Work instructions: Beginning at the line that includes "Decode this image", print each remaining line of the data word for word. Output nothing else.

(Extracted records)
---

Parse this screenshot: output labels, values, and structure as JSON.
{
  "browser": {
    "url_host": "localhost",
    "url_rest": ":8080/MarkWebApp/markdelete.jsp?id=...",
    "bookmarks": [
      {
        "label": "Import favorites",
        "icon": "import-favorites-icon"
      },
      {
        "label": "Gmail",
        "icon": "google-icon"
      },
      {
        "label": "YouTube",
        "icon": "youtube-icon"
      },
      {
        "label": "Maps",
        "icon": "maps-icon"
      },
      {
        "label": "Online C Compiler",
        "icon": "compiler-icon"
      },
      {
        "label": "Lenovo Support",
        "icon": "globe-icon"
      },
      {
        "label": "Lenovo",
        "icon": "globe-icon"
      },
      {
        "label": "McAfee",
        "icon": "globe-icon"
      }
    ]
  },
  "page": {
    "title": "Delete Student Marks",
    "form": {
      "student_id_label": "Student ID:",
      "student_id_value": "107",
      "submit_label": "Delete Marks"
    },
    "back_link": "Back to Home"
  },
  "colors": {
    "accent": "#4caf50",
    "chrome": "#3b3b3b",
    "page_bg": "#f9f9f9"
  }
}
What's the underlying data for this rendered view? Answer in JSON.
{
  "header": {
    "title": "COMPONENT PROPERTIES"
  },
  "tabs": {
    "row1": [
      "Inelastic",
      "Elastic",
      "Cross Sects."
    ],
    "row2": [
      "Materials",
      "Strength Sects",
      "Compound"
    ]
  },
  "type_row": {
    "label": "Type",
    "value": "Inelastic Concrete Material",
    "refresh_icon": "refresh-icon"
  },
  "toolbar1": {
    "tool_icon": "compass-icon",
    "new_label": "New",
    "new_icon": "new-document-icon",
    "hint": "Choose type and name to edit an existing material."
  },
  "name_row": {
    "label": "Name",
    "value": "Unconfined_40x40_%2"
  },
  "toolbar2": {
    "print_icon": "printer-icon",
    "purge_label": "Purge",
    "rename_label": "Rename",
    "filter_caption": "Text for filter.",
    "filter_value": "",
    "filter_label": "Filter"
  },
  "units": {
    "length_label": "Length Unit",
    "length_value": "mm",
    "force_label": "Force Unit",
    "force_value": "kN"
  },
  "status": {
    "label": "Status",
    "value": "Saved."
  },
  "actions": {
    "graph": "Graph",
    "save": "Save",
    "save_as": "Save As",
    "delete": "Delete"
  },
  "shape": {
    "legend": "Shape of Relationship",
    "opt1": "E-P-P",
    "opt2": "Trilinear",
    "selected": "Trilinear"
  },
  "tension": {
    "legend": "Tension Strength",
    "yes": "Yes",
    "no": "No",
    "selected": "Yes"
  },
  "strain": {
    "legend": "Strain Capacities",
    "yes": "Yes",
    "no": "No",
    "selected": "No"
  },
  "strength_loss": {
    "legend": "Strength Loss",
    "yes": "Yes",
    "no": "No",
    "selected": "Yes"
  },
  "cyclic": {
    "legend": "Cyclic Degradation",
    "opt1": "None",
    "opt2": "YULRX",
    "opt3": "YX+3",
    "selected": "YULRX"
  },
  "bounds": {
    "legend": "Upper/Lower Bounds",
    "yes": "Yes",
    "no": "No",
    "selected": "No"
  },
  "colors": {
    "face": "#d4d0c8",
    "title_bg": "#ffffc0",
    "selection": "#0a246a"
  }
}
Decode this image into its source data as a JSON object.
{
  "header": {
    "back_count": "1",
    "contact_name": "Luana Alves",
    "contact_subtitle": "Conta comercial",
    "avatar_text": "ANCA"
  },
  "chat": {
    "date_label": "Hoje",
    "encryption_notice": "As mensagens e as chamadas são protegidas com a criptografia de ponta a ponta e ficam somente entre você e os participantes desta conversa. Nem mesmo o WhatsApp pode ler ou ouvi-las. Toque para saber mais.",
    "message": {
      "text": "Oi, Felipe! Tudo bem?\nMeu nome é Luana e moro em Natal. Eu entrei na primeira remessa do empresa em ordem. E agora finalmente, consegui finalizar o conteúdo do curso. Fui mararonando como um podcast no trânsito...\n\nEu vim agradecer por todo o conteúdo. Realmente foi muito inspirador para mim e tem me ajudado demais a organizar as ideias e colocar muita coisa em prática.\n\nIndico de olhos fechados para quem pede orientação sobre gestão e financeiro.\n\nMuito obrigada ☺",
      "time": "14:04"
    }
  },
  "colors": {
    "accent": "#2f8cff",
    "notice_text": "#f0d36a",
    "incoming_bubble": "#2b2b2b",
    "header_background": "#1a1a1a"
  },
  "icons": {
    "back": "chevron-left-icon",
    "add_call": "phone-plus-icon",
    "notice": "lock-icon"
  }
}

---

Exercise solution:
Decode this image into its source data as a JSON object.
{
  "header": {
    "back_count": "1",
    "contact_name": "Luana Alves",
    "contact_subtitle": "Conta comercial",
    "avatar_text": "ANCA"
  },
  "chat": {
    "date_label": "Hoje",
    "encryption_notice": "As mensagens e as chamadas são protegidas com a criptografia de ponta a ponta e ficam somente entre você e os participantes desta conversa. Nem mesmo o WhatsApp pode ler ou ouvi-las. Toque para saber mais.",
    "message": {
      "text": "Oi, Felipe! Tudo bem?\nMeu nome é Luana e moro em Natal. Eu entrei na primeira remessa do empresa em ordem. E agora finalmente, consegui finalizar o conteúdo do curso. Fui mararonando como um podcast no trânsito...\n\nEu vim agradecer por todo o conteúdo. Realmente foi muito inspirador para mim e tem me ajudado demais a organizar as ideias e colocar muita coisa em prática.\n\nIndico de olhos fechados para quem pede orientação sobre gestão e financeiro.\n\nMuito obrigada ☺",
      "time": "14:04"
    }
  },
  "colors": {
    "accent": "#2f8cff",
    "notice_text": "#f0d36a",
    "incoming_bubble": "#2b2b2b",
    "header_background": "#1a1a1a"
  },
  "icons": {
    "back": "chevron-left-icon",
    "add_call": "phone-plus-icon",
    "notice": "lock-icon"
  }
}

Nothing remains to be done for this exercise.